So far, I’ve scouted a pair of wideouts and a running back, so let’s look at one of the guys that is tasked with getting them the football, Falcons backup quarterback Chris Redman.
Pros: Has a strong arm and likes to throw down the field. Shows nice accuracy and does his best work in the vertical passing game. Comfortable filling in as a spot starter, able to competently manage a game and offense for a short period of time. Shows nice anticipation on the majority of his reads and can see the field when given time. Shows ability to anticipate blitz and make the proper reads.
Cons: Pocket presence and awareness are not great and does not have a quick trigger. Will tend to take some sacks because of this and his lack of mobility. This makes him more susceptible to see a decline in play when he’s pressured. Also has a tendency to force passes downfield looking for the big play. This can lead to turnovers. Doesn’t possess the sort of intangibles that can take the bull by the horns and be a leader on a team for an entire season.
2011 Outlook: If all things go according to plan, Redman will have no impact whatsoever on the Falcons success this year. That is because if things go well, he’ll never play a single snap this year. But if not, then the Falcons will be looking for Redman to step in for the short-term to keep the offense afloat and hopefully not get it off-track in the playoff race.

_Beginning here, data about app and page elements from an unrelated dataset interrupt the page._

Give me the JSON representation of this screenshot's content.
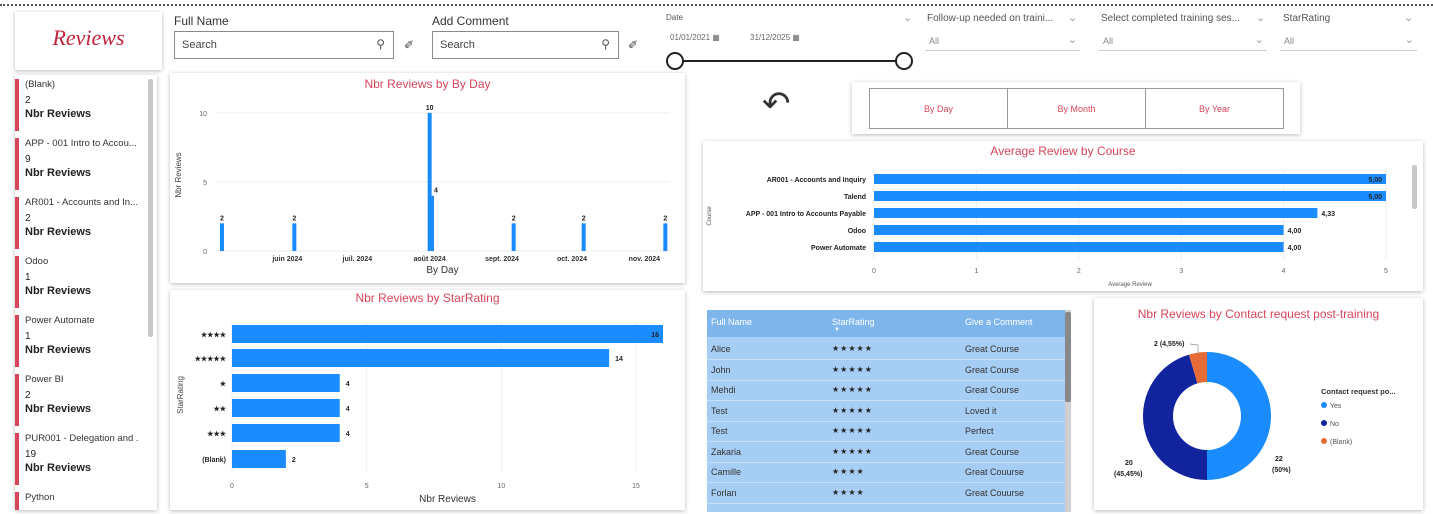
{
  "logo": {
    "text": "Reviews"
  },
  "filters": {
    "full_name": {
      "label": "Full Name",
      "placeholder": "Search"
    },
    "add_comment": {
      "label": "Add Comment",
      "placeholder": "Search"
    },
    "date": {
      "label": "Date",
      "start": "01/01/2021",
      "end": "31/12/2025"
    },
    "followup": {
      "label": "Follow-up needed on traini...",
      "value": "All"
    },
    "session": {
      "label": "Select completed training ses...",
      "value": "All"
    },
    "starrating": {
      "label": "StarRating",
      "value": "All"
    }
  },
  "left_list": {
    "measure_label": "Nbr Reviews",
    "items": [
      {
        "name": "(Blank)",
        "count": "2"
      },
      {
        "name": "APP - 001 Intro to Accou...",
        "count": "9"
      },
      {
        "name": "AR001 - Accounts and In...",
        "count": "2"
      },
      {
        "name": "Odoo",
        "count": "1"
      },
      {
        "name": "Power Automate",
        "count": "1"
      },
      {
        "name": "Power BI",
        "count": "2"
      },
      {
        "name": "PUR001 - Delegation and ...",
        "count": "19"
      },
      {
        "name": "Python",
        "count": ""
      }
    ]
  },
  "buttons": {
    "day": "By Day",
    "month": "By Month",
    "year": "By Year"
  },
  "colors": {
    "accent": "#d6455a",
    "bar": "#1a8cff",
    "navy": "#12239e",
    "orange": "#e66c37"
  },
  "table": {
    "headers": [
      "Full Name",
      "StarRating",
      "Give a Comment"
    ],
    "rows": [
      [
        "Alice",
        "★★★★★",
        "Great Course"
      ],
      [
        "John",
        "★★★★★",
        "Great Course"
      ],
      [
        "Mehdi",
        "★★★★★",
        "Great Course"
      ],
      [
        "Test",
        "★★★★★",
        "Loved it"
      ],
      [
        "Test",
        "★★★★★",
        "Perfect"
      ],
      [
        "Zakaria",
        "★★★★★",
        "Great Course"
      ],
      [
        "Camille",
        "★★★★",
        "Great Couurse"
      ],
      [
        "Forlan",
        "★★★★",
        "Great Couurse"
      ]
    ]
  },
  "chart_data": [
    {
      "type": "bar",
      "title": "Nbr Reviews by By Day",
      "xlabel": "By Day",
      "ylabel": "Nbr Reviews",
      "ylim": [
        0,
        11
      ],
      "yticks": [
        0,
        5,
        10
      ],
      "xtick_labels": [
        "juin 2024",
        "juil. 2024",
        "août 2024",
        "sept. 2024",
        "oct. 2024",
        "nov. 2024"
      ],
      "x": [
        "2024-05-04",
        "2024-06-04",
        "2024-08-01",
        "2024-08-02",
        "2024-09-06",
        "2024-10-06",
        "2024-11-10"
      ],
      "values": [
        2,
        2,
        10,
        4,
        2,
        2,
        2
      ]
    },
    {
      "type": "bar",
      "orientation": "horizontal",
      "title": "Average Review by Course",
      "xlabel": "Average Review",
      "ylabel": "Course",
      "xlim": [
        0,
        5
      ],
      "xticks": [
        0,
        1,
        2,
        3,
        4,
        5
      ],
      "categories": [
        "AR001 - Accounts and Inquiry",
        "Talend",
        "APP - 001 Intro to Accounts Payable",
        "Odoo",
        "Power Automate"
      ],
      "values": [
        5.0,
        5.0,
        4.33,
        4.0,
        4.0
      ],
      "labels": [
        "5,00",
        "5,00",
        "4,33",
        "4,00",
        "4,00"
      ]
    },
    {
      "type": "bar",
      "orientation": "horizontal",
      "title": "Nbr Reviews by StarRating",
      "xlabel": "Nbr Reviews",
      "ylabel": "StarRating",
      "xlim": [
        0,
        16
      ],
      "xticks": [
        0,
        5,
        10,
        15
      ],
      "categories": [
        "★★★★",
        "★★★★★",
        "★",
        "★★",
        "★★★",
        "(Blank)"
      ],
      "values": [
        16,
        14,
        4,
        4,
        4,
        2
      ]
    },
    {
      "type": "pie",
      "donut": true,
      "title": "Nbr Reviews by Contact request post-training",
      "legend_title": "Contact request po...",
      "legend_position": "right",
      "series": [
        {
          "name": "Yes",
          "value": 22,
          "label": "22\n(50%)"
        },
        {
          "name": "No",
          "value": 20,
          "label": "20\n(45,45%)"
        },
        {
          "name": "(Blank)",
          "value": 2,
          "label": "2 (4,55%)"
        }
      ]
    }
  ]
}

Redman is 34 and entering a contract year, so his long-term future in Atlanta might be in doubt. He has been a capable and serviceable reserve for the Falcons the past four seasons, but the likelihood that he latches on as a backup quarterback a la a Jon Kitna, Todd Collins or Mark Brunell and plays until he’s 40 doesn’t seem likely.
The Falcons may be looking to turn the keys to the No. 2 position over to John Parker Wilson after this season. But Redman still has opportunities to solidify his status with the team. If Ryan does go down with an injury, Redman can step in and be a productive game manager in this offense due to the pieces around him such as Roddy White, Julio Jones, and Michael Turner. And the introduction of Jones into the lineup likely will make Redman even better backup because now he has another receiver that can be used to exploit the deep ball, which is the strength of Redman’s game.
In Summary… Redman is your classic example of the type of No. 2 quarterback you often find in the NFL. He’s comfortable and capable filling in on the short-term, but if you were to hand the keys to a team to him, he doesn’t have what it takes to get them to the promised land. But Redman appears to be comfortable with his status as a fill-in starter, and for the most part does that job fairly well. With pieces around him, he can be a competent fill-in starter for the short-term. The introduction of Julio Jones into the offense could be just as beneficial to a guy like Redman as it could be for Ryan, if Redman ever sees the field.